I think the guy is nothing short of brilliant and may end up running the corp. someday -- but if DCX drops the ball on big pickup design during his tenure that future could be in jeopardy.
 

·
Originating Member
Joined
·
35,160 Posts
Discussion Starter #4
FreeLantz said:
... but if DCX drops the ball on big pickup design during his tenure that future could be in jeopardy.
I totally agree ....

the Ram has been good to Dodge for the last 10 years or so

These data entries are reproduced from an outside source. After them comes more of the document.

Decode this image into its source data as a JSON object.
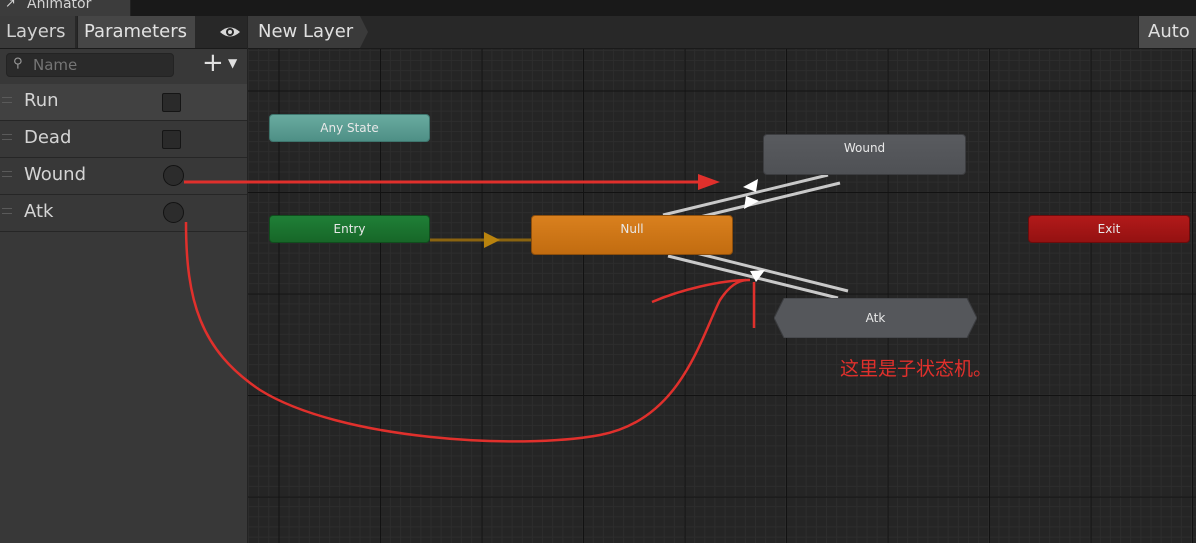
{
  "window": {
    "title": "Animator"
  },
  "left_panel": {
    "tabs": [
      {
        "label": "Layers"
      },
      {
        "label": "Parameters"
      }
    ],
    "search": {
      "placeholder": "Name",
      "value": ""
    },
    "parameters": [
      {
        "name": "Run",
        "type": "bool"
      },
      {
        "name": "Dead",
        "type": "bool"
      },
      {
        "name": "Wound",
        "type": "trigger"
      },
      {
        "name": "Atk",
        "type": "trigger"
      }
    ]
  },
  "graph": {
    "breadcrumb": "New Layer",
    "auto_button": "Auto L",
    "nodes": {
      "any_state": "Any State",
      "entry": "Entry",
      "null": "Null",
      "wound": "Wound",
      "atk": "Atk",
      "exit": "Exit"
    },
    "annotation": "这里是子状态机。"
  },
  "colors": {
    "any_state": "#5f9e95",
    "entry": "#1c7431",
    "default_state": "#d07718",
    "state": "#55575b",
    "exit": "#a31616",
    "annotation_red": "#e0302c"
  }
}
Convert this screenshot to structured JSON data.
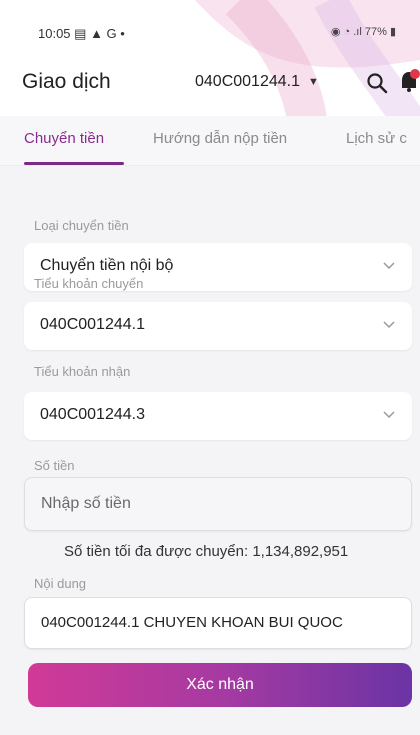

very good IMO
 

·
C HEMI GO
Joined
·
1,739 Posts
They just have to remember:
- Drop the headlights
- Angry crosshair grill
- big horsepower
- make it looks mean
- add nifty gadgets too
 

·
Ultimate Design
Joined
·
2,268 Posts
They got the 2002 year Ram correct in that article but the time was 33 minutes for that phone call. :cool: the swearing is correct along with alot of "no comments"
 

·
AirFuelEddie
Joined
·
5,443 Posts
I hope they stay with the trademark crosshair grill! At least our trucks look like trucks and not g.m. or phords lovely products. Make it more powerfull than we need, more american than the others, and more reliable so they dont have to worry about steenking car sales! :gr_patrio
 
1 - 7 of 7 Posts
Status
Not open for further replies.
Top